% ./configure --enable-so --with-layout=Apache --enable-ssl
Compile the Apache web server using the command:
Install the Apache server using the command:
% make install
If the installation of Apache with PHP support has been successful, you'll be returned to a shell prompt without any error messages appearing. The last line of the install should be similar to this:
make: Leaving directory `/usr/local/src/httpd-2.0.47'
Start the Apache web server by running the command:
% /usr/local/apache2/bin/apachectl start
Check that the server is responding to HTTP requests by accessing it using a web browser. The simplest way to check is to use a web browser to load the URL http://127.0.0.1/. If Apache is serving correctly, a web page is displayed.
You can now create and serve HTML pages from the directory /usr/local/apache2/htdocs/ and these will be accessible using the base URL http://127.0.0.1/ or using the domain name of your server. Record this directory for later use.
For example, you could create the file /usr/local/apache2/htdocs/hello.html using a text editor and this is then accessible as http://127.0.0.1/hello.html. If you find that a Forbidden error appears when you try and retrieve a new page, you'll need to make the file readable by everyone using, for example, chmod a+r /usr/local/apache2/htdocs/hello.html.
When the machine is rebooted, Apache will not be restarted automatically. After reboot, you can manually restart Apache using apachectl or, alternatively, this process can be made automatic. If you know the standard method to add an automatically-started service on your system, add the startup command.

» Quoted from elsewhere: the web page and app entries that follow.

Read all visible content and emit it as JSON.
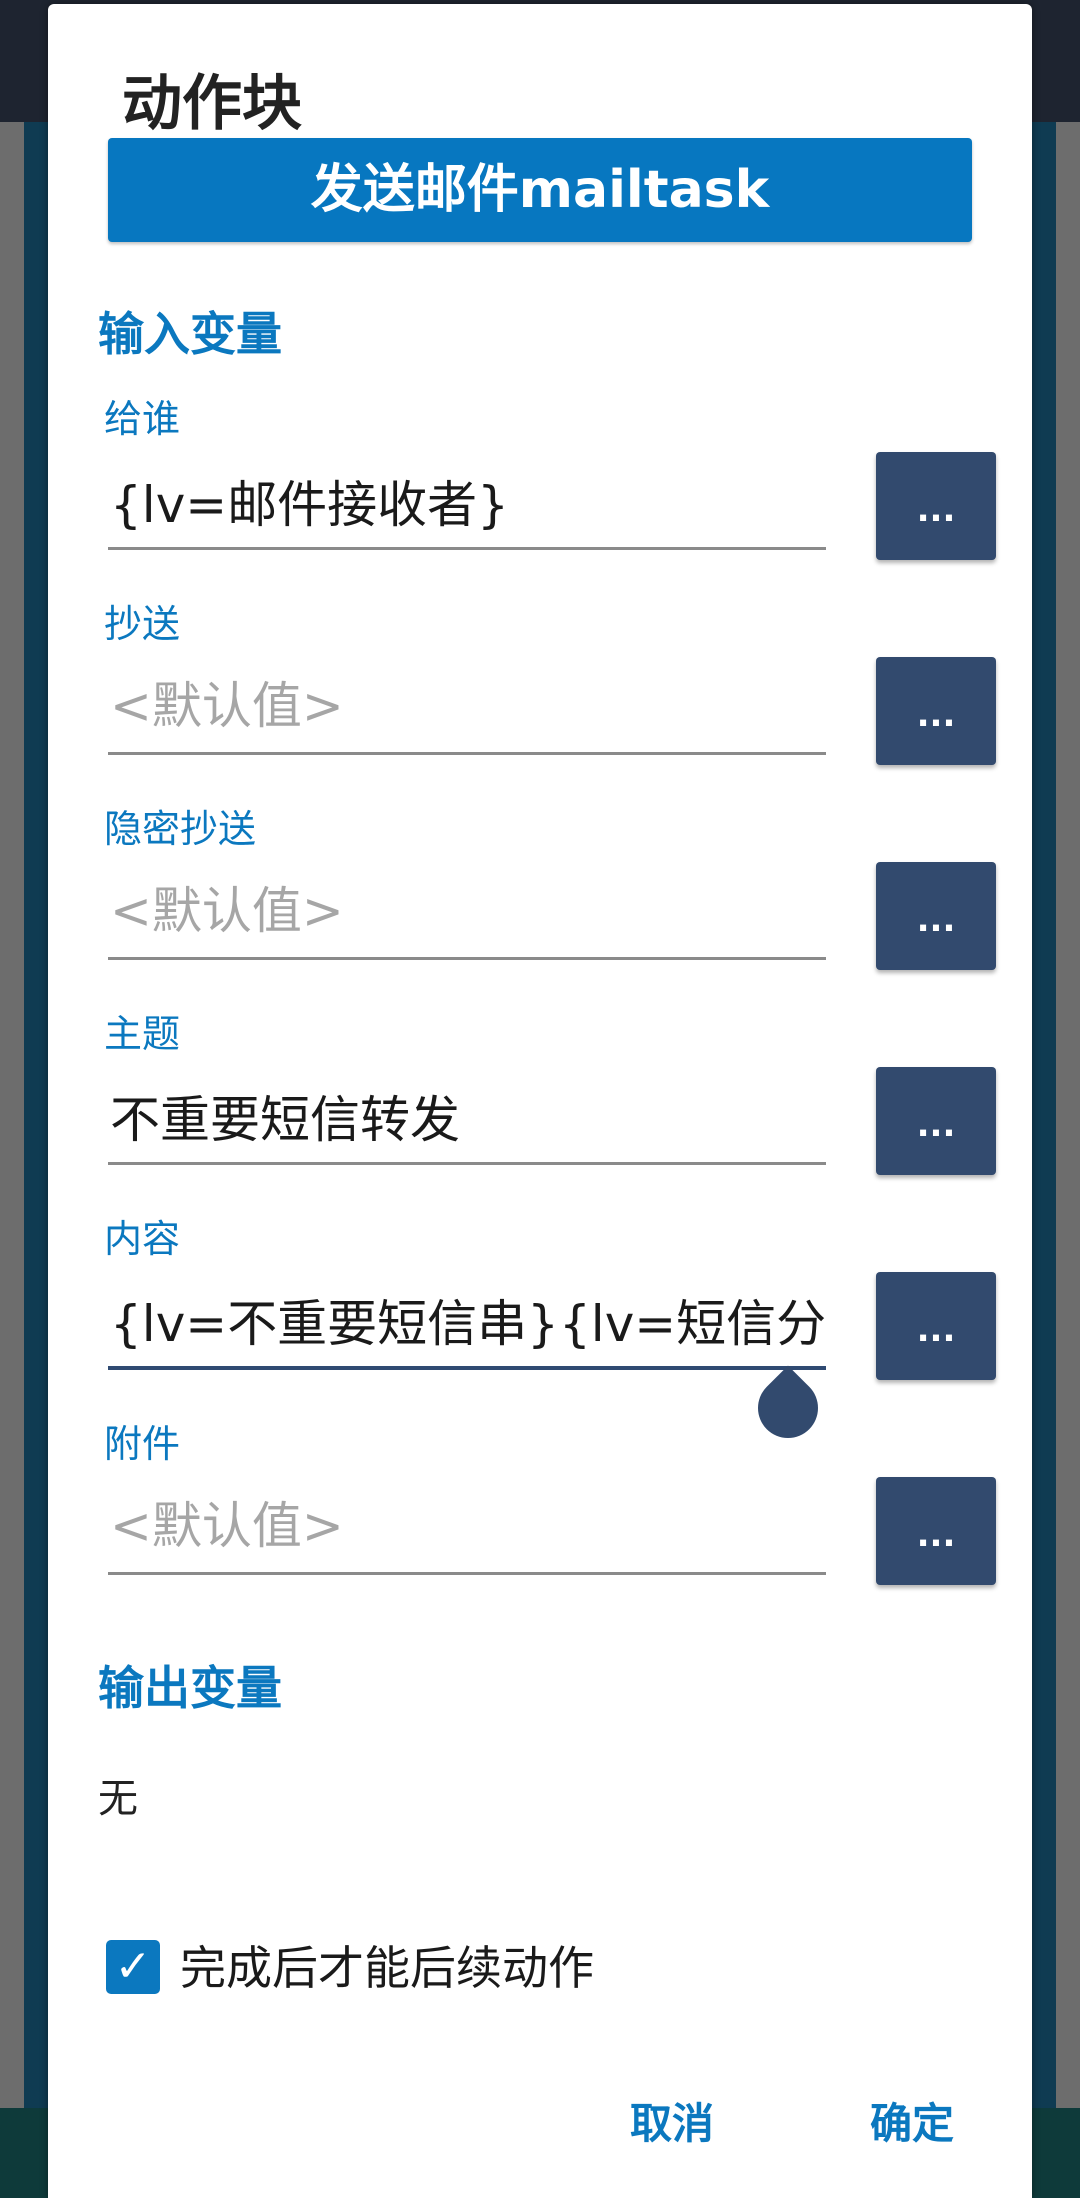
{
  "dialog": {
    "title": "动作块",
    "action_name": "发送邮件mailtask"
  },
  "input_section": {
    "title": "输入变量",
    "fields": [
      {
        "label": "给谁",
        "value": "{lv=邮件接收者}",
        "placeholder": "<默认值>",
        "button": "..."
      },
      {
        "label": "抄送",
        "value": "",
        "placeholder": "<默认值>",
        "button": "..."
      },
      {
        "label": "隐密抄送",
        "value": "",
        "placeholder": "<默认值>",
        "button": "..."
      },
      {
        "label": "主题",
        "value": "不重要短信转发",
        "placeholder": "<默认值>",
        "button": "..."
      },
      {
        "label": "内容",
        "value": "{lv=不重要短信串}{lv=短信分割",
        "placeholder": "<默认值>",
        "button": "..."
      },
      {
        "label": "附件",
        "value": "",
        "placeholder": "<默认值>",
        "button": "..."
      }
    ]
  },
  "output_section": {
    "title": "输出变量",
    "value": "无"
  },
  "options": {
    "wait_checkbox": {
      "label": "完成后才能后续动作",
      "checked": true,
      "mark": "✓"
    }
  },
  "buttons": {
    "cancel": "取消",
    "ok": "确定"
  },
  "colors": {
    "accent": "#0b78bf",
    "banner": "#0777c0",
    "button": "#324a6e"
  }
}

One common standard method to make the process automatic is to add commands to the file rc.local (normally either in or below the directory /etc). The rc.local file is used to list locally installed software that should be run on startup. You'll typically find the file rc.local either in or below the directory /etc. Using an editor, add the following line to the bottom of the rc.local file:
If Apache needs to be stopped at any time, this can by achieved by executing:
% /usr/local/apache2/bin/apachectl stop